Initiative Stresses Sleep’s Role in Student Success
Dec. 17, 2012
Cal State Fullerton health educator Nari Darst knows college students often are sleep-deprived, especially during stressful final examinations.
Darst is promoting the benefits to students of getting enough sleep, relaxation techniques and stress-relieving breaks to laugh and play with therapy dogs through “There's a Nap for That,” a Student Health and Counseling Center initiative.
Last week, the initiative brought trained therapy dogs to campus for “Calm Before the Storm,” a peer-led event sponsored by the campus Active Minds Chapter, a student organization that promotes mental health. During the Dec. 13 event, volunteers from three local nonprofit organizations brought therapy dogs to visit with students experiencing pre-finals stress.
Lack of Sleep Hurts Academics
According to the 2012 National College Health Assessment, one in five Titans reports that sleep problems hurt academic performance. Many blamed stress for lower grades or significant research disruptions in the last 12 months.

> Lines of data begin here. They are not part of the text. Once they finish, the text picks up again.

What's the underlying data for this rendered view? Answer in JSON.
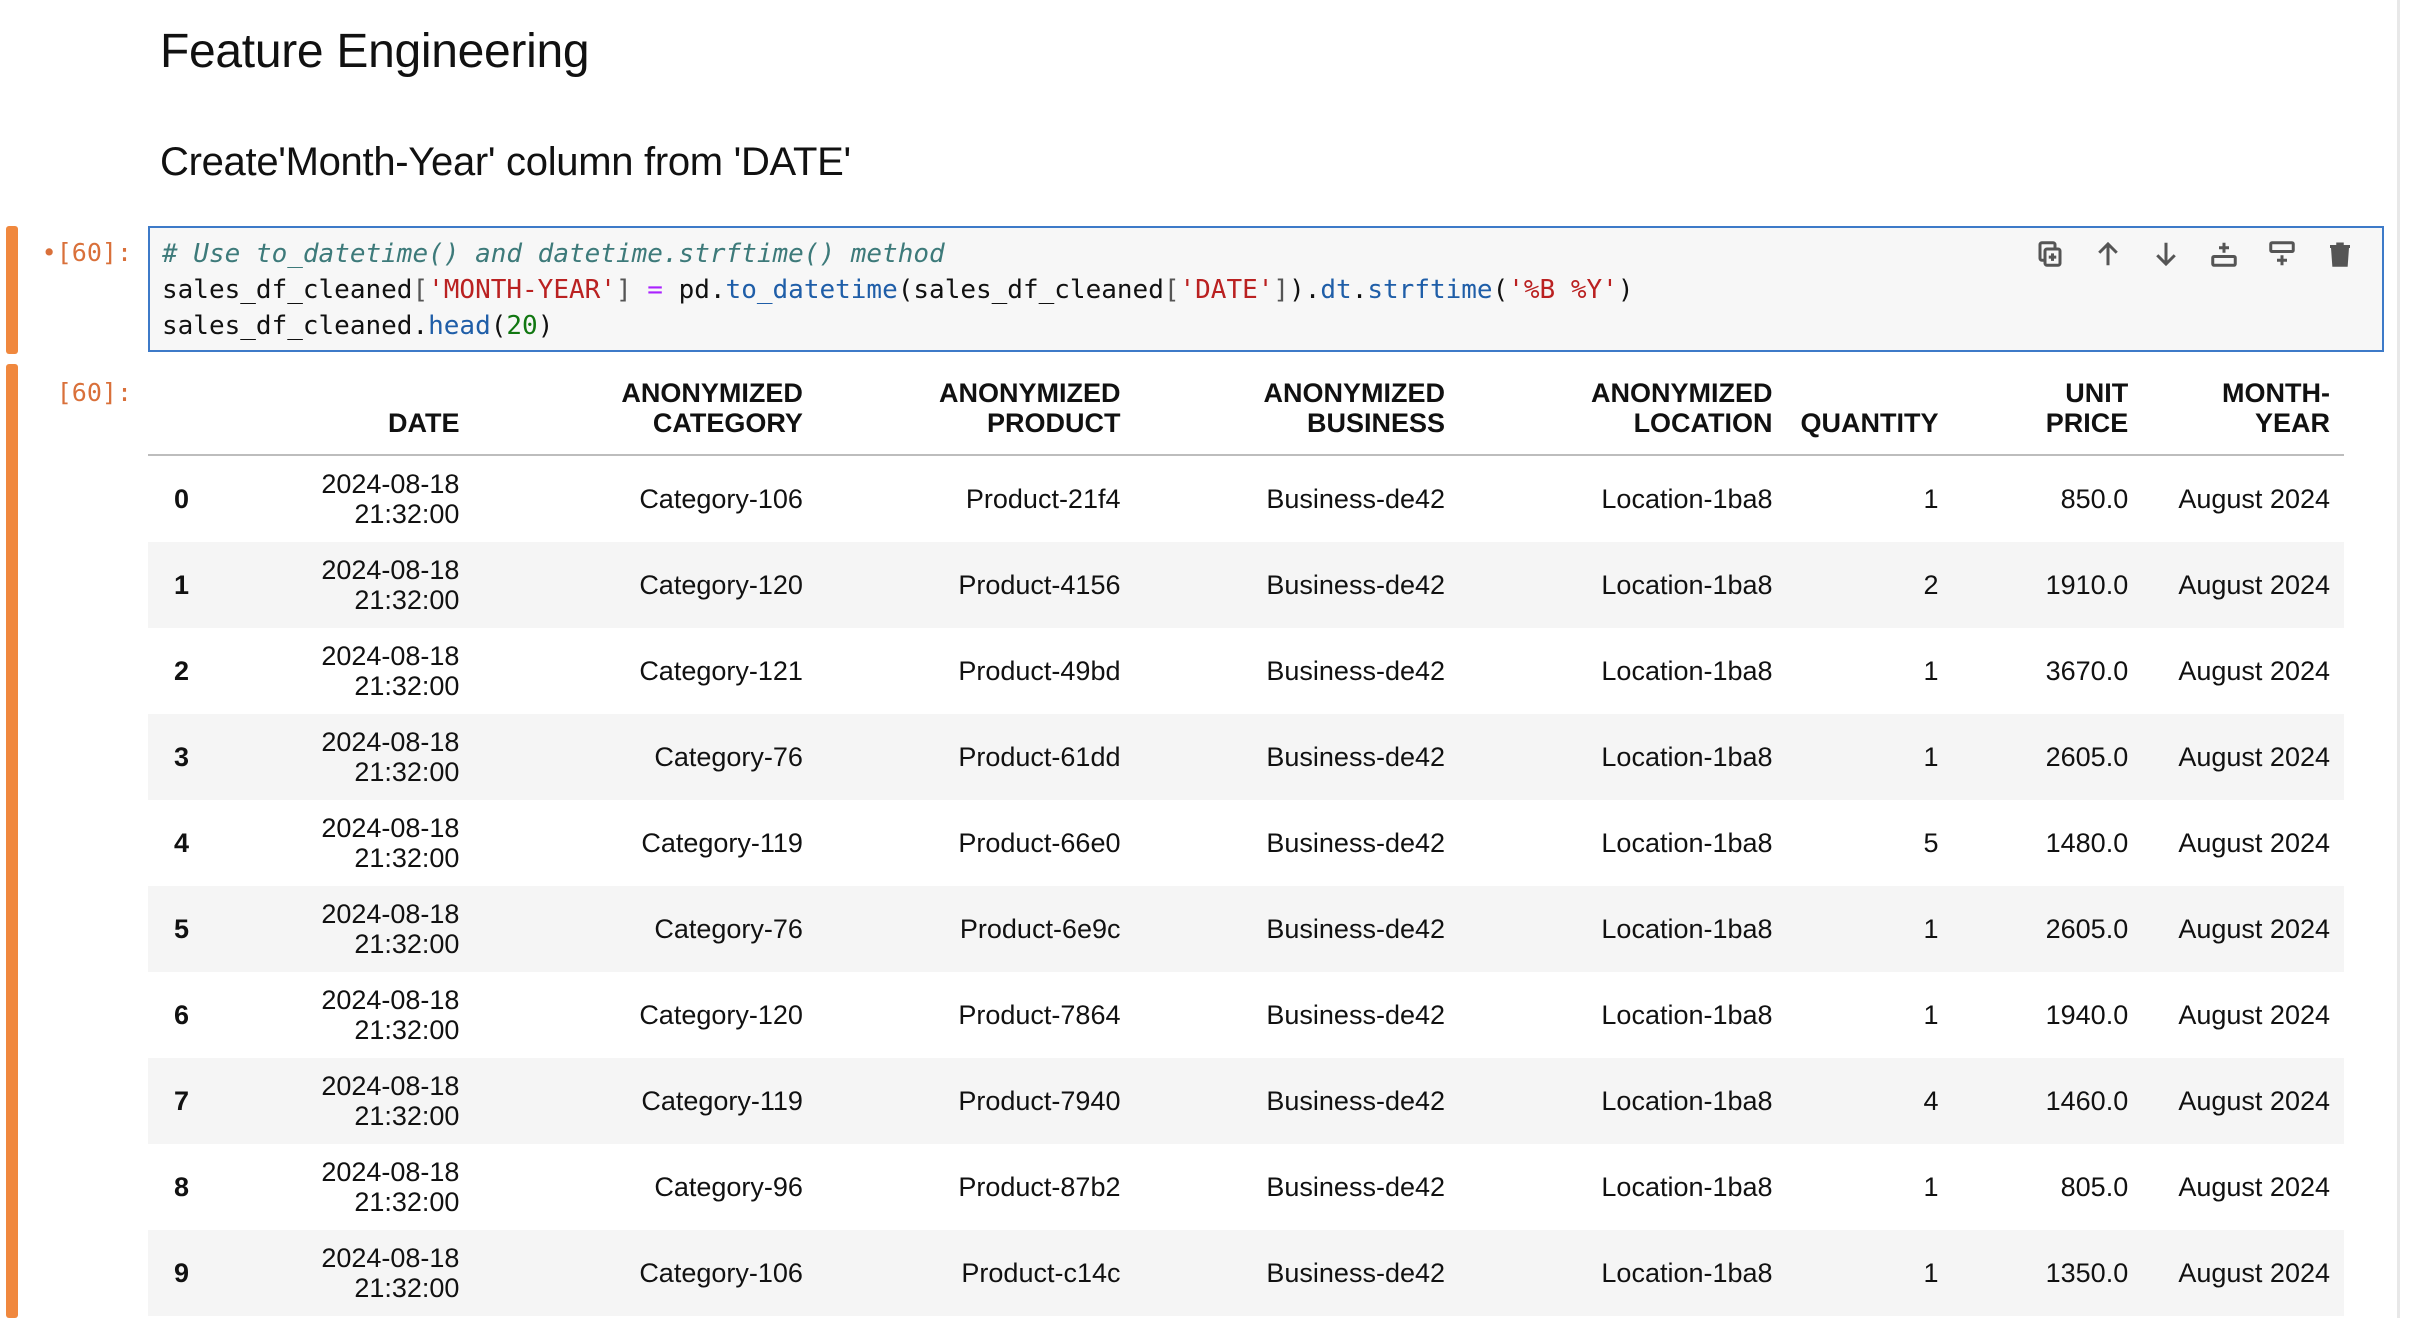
{
  "markdown": {
    "heading1": "Feature Engineering",
    "heading2": "Create'Month-Year' column from 'DATE'"
  },
  "cell": {
    "dirty_marker": "•",
    "in_prompt": "[60]:",
    "out_prompt": "[60]:",
    "code": {
      "comment": "# Use to_datetime() and datetime.strftime() method",
      "l2_var": "sales_df_cleaned",
      "l2_bracket_open": "[",
      "l2_key": "'MONTH-YEAR'",
      "l2_bracket_close": "]",
      "l2_eq": " = ",
      "l2_pd": "pd.",
      "l2_fn1": "to_datetime",
      "l2_arg_open": "(sales_df_cleaned",
      "l2_b2_open": "[",
      "l2_key2": "'DATE'",
      "l2_b2_close": "]",
      "l2_after": ").",
      "l2_dt": "dt",
      "l2_dot": ".",
      "l2_fn2": "strftime",
      "l2_paren_open": "(",
      "l2_fmt": "'%B %Y'",
      "l2_paren_close": ")",
      "l3_var": "sales_df_cleaned.",
      "l3_fn": "head",
      "l3_open": "(",
      "l3_num": "20",
      "l3_close": ")"
    },
    "toolbar": {
      "icons": [
        "duplicate-icon",
        "move-up-icon",
        "move-down-icon",
        "insert-above-icon",
        "insert-below-icon",
        "delete-icon"
      ]
    }
  },
  "table": {
    "headers": [
      {
        "l1": "",
        "l2": ""
      },
      {
        "l1": "",
        "l2": "DATE"
      },
      {
        "l1": "ANONYMIZED",
        "l2": "CATEGORY"
      },
      {
        "l1": "ANONYMIZED",
        "l2": "PRODUCT"
      },
      {
        "l1": "ANONYMIZED",
        "l2": "BUSINESS"
      },
      {
        "l1": "ANONYMIZED",
        "l2": "LOCATION"
      },
      {
        "l1": "",
        "l2": "QUANTITY"
      },
      {
        "l1": "UNIT",
        "l2": "PRICE"
      },
      {
        "l1": "",
        "l2": "MONTH-YEAR"
      }
    ],
    "rows": [
      {
        "idx": "0",
        "date": "2024-08-18",
        "time": "21:32:00",
        "category": "Category-106",
        "product": "Product-21f4",
        "business": "Business-de42",
        "location": "Location-1ba8",
        "quantity": "1",
        "price": "850.0",
        "month_year": "August 2024"
      },
      {
        "idx": "1",
        "date": "2024-08-18",
        "time": "21:32:00",
        "category": "Category-120",
        "product": "Product-4156",
        "business": "Business-de42",
        "location": "Location-1ba8",
        "quantity": "2",
        "price": "1910.0",
        "month_year": "August 2024"
      },
      {
        "idx": "2",
        "date": "2024-08-18",
        "time": "21:32:00",
        "category": "Category-121",
        "product": "Product-49bd",
        "business": "Business-de42",
        "location": "Location-1ba8",
        "quantity": "1",
        "price": "3670.0",
        "month_year": "August 2024"
      },
      {
        "idx": "3",
        "date": "2024-08-18",
        "time": "21:32:00",
        "category": "Category-76",
        "product": "Product-61dd",
        "business": "Business-de42",
        "location": "Location-1ba8",
        "quantity": "1",
        "price": "2605.0",
        "month_year": "August 2024"
      },
      {
        "idx": "4",
        "date": "2024-08-18",
        "time": "21:32:00",
        "category": "Category-119",
        "product": "Product-66e0",
        "business": "Business-de42",
        "location": "Location-1ba8",
        "quantity": "5",
        "price": "1480.0",
        "month_year": "August 2024"
      },
      {
        "idx": "5",
        "date": "2024-08-18",
        "time": "21:32:00",
        "category": "Category-76",
        "product": "Product-6e9c",
        "business": "Business-de42",
        "location": "Location-1ba8",
        "quantity": "1",
        "price": "2605.0",
        "month_year": "August 2024"
      },
      {
        "idx": "6",
        "date": "2024-08-18",
        "time": "21:32:00",
        "category": "Category-120",
        "product": "Product-7864",
        "business": "Business-de42",
        "location": "Location-1ba8",
        "quantity": "1",
        "price": "1940.0",
        "month_year": "August 2024"
      },
      {
        "idx": "7",
        "date": "2024-08-18",
        "time": "21:32:00",
        "category": "Category-119",
        "product": "Product-7940",
        "business": "Business-de42",
        "location": "Location-1ba8",
        "quantity": "4",
        "price": "1460.0",
        "month_year": "August 2024"
      },
      {
        "idx": "8",
        "date": "2024-08-18",
        "time": "21:32:00",
        "category": "Category-96",
        "product": "Product-87b2",
        "business": "Business-de42",
        "location": "Location-1ba8",
        "quantity": "1",
        "price": "805.0",
        "month_year": "August 2024"
      },
      {
        "idx": "9",
        "date": "2024-08-18",
        "time": "21:32:00",
        "category": "Category-106",
        "product": "Product-c14c",
        "business": "Business-de42",
        "location": "Location-1ba8",
        "quantity": "1",
        "price": "1350.0",
        "month_year": "August 2024"
      }
    ]
  }
}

“This significant impact on academic performance led the Student Health and Counseling Center to develop an innovative new approach and allow students to take a nap on campus, in order to open a community dialogue about healthy sleep habits,” Darst said.
During the two-week period before this semester’s final exams, students were able to take a quick nap on campus in the Begovich Gallery in the Visual Arts Center, where they were given eye masks and earplugs, and introduced to other stress-reducing tools, Darst said.
The National Sleep Foundation recommends that naps last only 10-30 minutes, Darst noted. Longer naps can disrupt the length and quality of nighttime sleep and may cause “sleep inertia,” the grogginess felt after awakening from a deep sleep.
The best time to take a nap is between noon and 6 p.m. and the peak time is from 1 to 3 p.m., when many people experience an afternoon drop in energy, Darst said.
Although napping is not a substitute for getting a good night’s sleep, it can temporarily boost performance before an exam.
“Most importantly, when students get enough sleep — through naps and a regular sleep routine — they are healthier and more successful in school,” Darst said.
More information: Student Health and Counseling Center, http://www.fullerton.edu/shcc/.
By: Debra Cano Ramos, 657-278-4027